Release date: May 28, 2012
For years the question has hung over the head of Thin Lizzy guitarist Scott Gorham about whether the band would record new material. Finally in 2012 he answered the question stating he would not do so under the Thin Lizzy name, “out of respect to Phil Lynott and the legacy he created.”
Soon after that announcement, Gorham unveiled the news that the band which had been touring as Thin Lizzy would record new material as Black Star Riders. The band would include Gorham, vocalist Ricky Warwick (The Almighty), guitarist Damon Johnson (Alice Cooper, Brother Cane), bassist Marco Mendoza (Blue Murder, Ted Nugent) and drummer Jimmy DeGrasso (Y&T, Megadeth).
One listen to “All Hell Breaks Loose” and it’s clear that Phil Lynott would have been proud. The heart of the Thin Lizzy sound breathes through Black Star Riders, but the guys also set their own identity here. Still, the songwriting is infused with the legacy of seminal Thin Lizzy, and that Irish magic is woven through the sonic tapestry of every track. Johnson has long been an avid fan of Thin Lizzy, so it’s easy to see/hear where his presence compliments Gorham’s style. Johnson wrote much of the music for the record with Warwick who handled the lyrical duties with flair and substance. Heady stuff for two guys who idolized Thin Lizzy growing up. Gorham and Mendoza added their input to the songwriting as well, uniting the band behind a common goal.
The album, which was recorded in January 2013, was produced by Kevin Shirley who has worked with bands as varied as Journey, Mr. Big, Iron Maiden, Rush, Aerosmith, and Led Zeppelin.
The title track opens the album. “All Hell Breaks Loose” is a broody rocker with rhythmic swagger and great swing to the drum line. The dual guitar attack is a subtle reminder of the band’s storied roots and the lyrical theme is a reminder that there are still bullets in those guns.
The band released the first single “Bound For Glory” in April. Inevitably fans will be listening for that classic Thin Lizzy signature, so this pick was a no-brainer. The song could have come off any of the Lizzy’s iconic albums.
“Kingdom of the Lost” opens as an old Irish folk song. The trademark guitar harmonies are more pronounced here and with Warwick’s Lynott-esque voice, one can’t help but feel wistful. A stunning and memorable track. “Bloodshot” follows with a similar rolling rhythm.
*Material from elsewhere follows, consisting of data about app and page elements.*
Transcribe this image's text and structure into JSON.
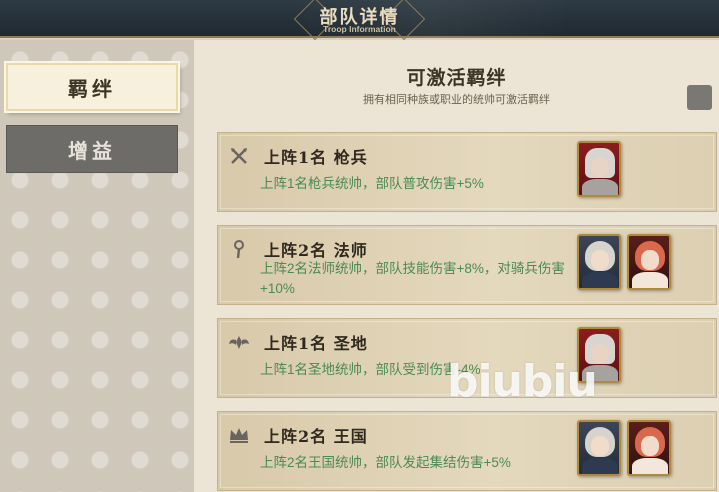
{
  "header": {
    "title": "部队详情",
    "subtitle": "Troop Information"
  },
  "sidebar": {
    "tabs": [
      {
        "label": "羁绊",
        "active": true
      },
      {
        "label": "增益",
        "active": false
      }
    ]
  },
  "main": {
    "title": "可激活羁绊",
    "subtitle": "拥有相同种族或职业的统帅可激活羁绊",
    "cards": [
      {
        "icon": "crossed-spears-icon",
        "title": "上阵1名 枪兵",
        "desc": "上阵1名枪兵统帅，部队普攻伤害+5%",
        "portraits": [
          "lancer-commander-portrait"
        ]
      },
      {
        "icon": "staff-icon",
        "title": "上阵2名 法师",
        "desc": "上阵2名法师统帅，部队技能伤害+8%，对骑兵伤害+10%",
        "portraits": [
          "silver-hair-commander-portrait",
          "red-hair-commander-portrait"
        ]
      },
      {
        "icon": "winged-emblem-icon",
        "title": "上阵1名 圣地",
        "desc": "上阵1名圣地统帅，部队受到伤害-4%",
        "portraits": [
          "lancer-commander-portrait"
        ]
      },
      {
        "icon": "crown-icon",
        "title": "上阵2名 王国",
        "desc": "上阵2名王国统帅，部队发起集结伤害+5%",
        "portraits": [
          "silver-hair-commander-portrait",
          "red-hair-commander-portrait"
        ]
      }
    ]
  },
  "watermark": "biubiu",
  "colors": {
    "header_bg": "#253038",
    "accent_text": "#4a8a54",
    "active_tab_bg": "#f7f0dc",
    "inactive_tab_bg": "#6e6c69"
  }
}
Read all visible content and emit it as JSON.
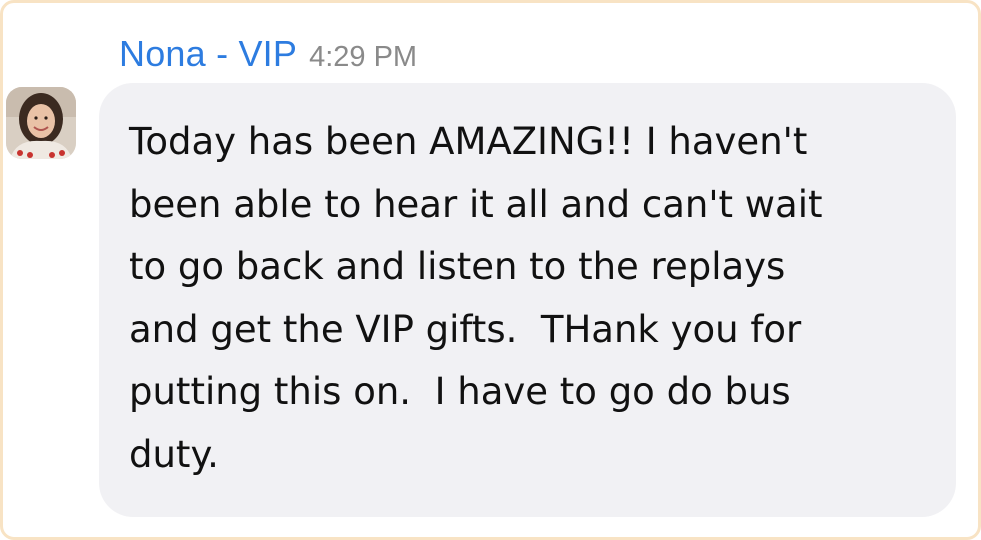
{
  "message": {
    "sender_name": "Nona - VIP",
    "timestamp": "4:29 PM",
    "avatar_icon": "user-avatar-photo",
    "lines": [
      "Today has been AMAZING!! I haven't",
      "been able to hear it all and can't wait",
      "to go back and listen to the replays",
      "and get the VIP gifts.  THank you for",
      "putting this on.  I have to go do bus",
      "duty."
    ]
  },
  "colors": {
    "sender_name": "#2d7ce0",
    "timestamp": "#8a8a8a",
    "bubble_background": "#f1f1f4",
    "frame_border": "#f8e3c4",
    "text": "#111111"
  }
}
Built on the classic Thin Lizzy foundation, “Kissin’ the Ground” brings the sound into the present, channeling the past while creating something fresh. That feeling of the past re-imagined through a modern prism permeates the album. “Hey Hey Judas” is just one of many infectious and radio ready numbers on “All Hell Breaks Loose“.
The skeptics who were worried that this might end up being a sad shadow of Lynott’s Thin Lizzy, (I admit it, I was one of them), needn’t have worried. Songs like “Valley of the Stones” and “Someday Salvation”, “Before the War” and “Blues Ain’t So Bad” are as powerful, impressive and rocking as one might have hoped for. There simply isn’t a throwaway song on this album.
“All Hell Breaks Loose” is inspired and inspiring, reverent and reckless, bluesy and bombastic. Gorham and company not only keep the spirit and majesty of Thin Lizzy alive, they breathe fresh life into an era of rock and roll that has been on life support for two decades. Black Star Riders are not a shadow of the past but a present day force. Whether you are a fan of the band that birthed Black Star Riders, or your basic die-hard rock and roll junkie, you’d be wise to invest in this record.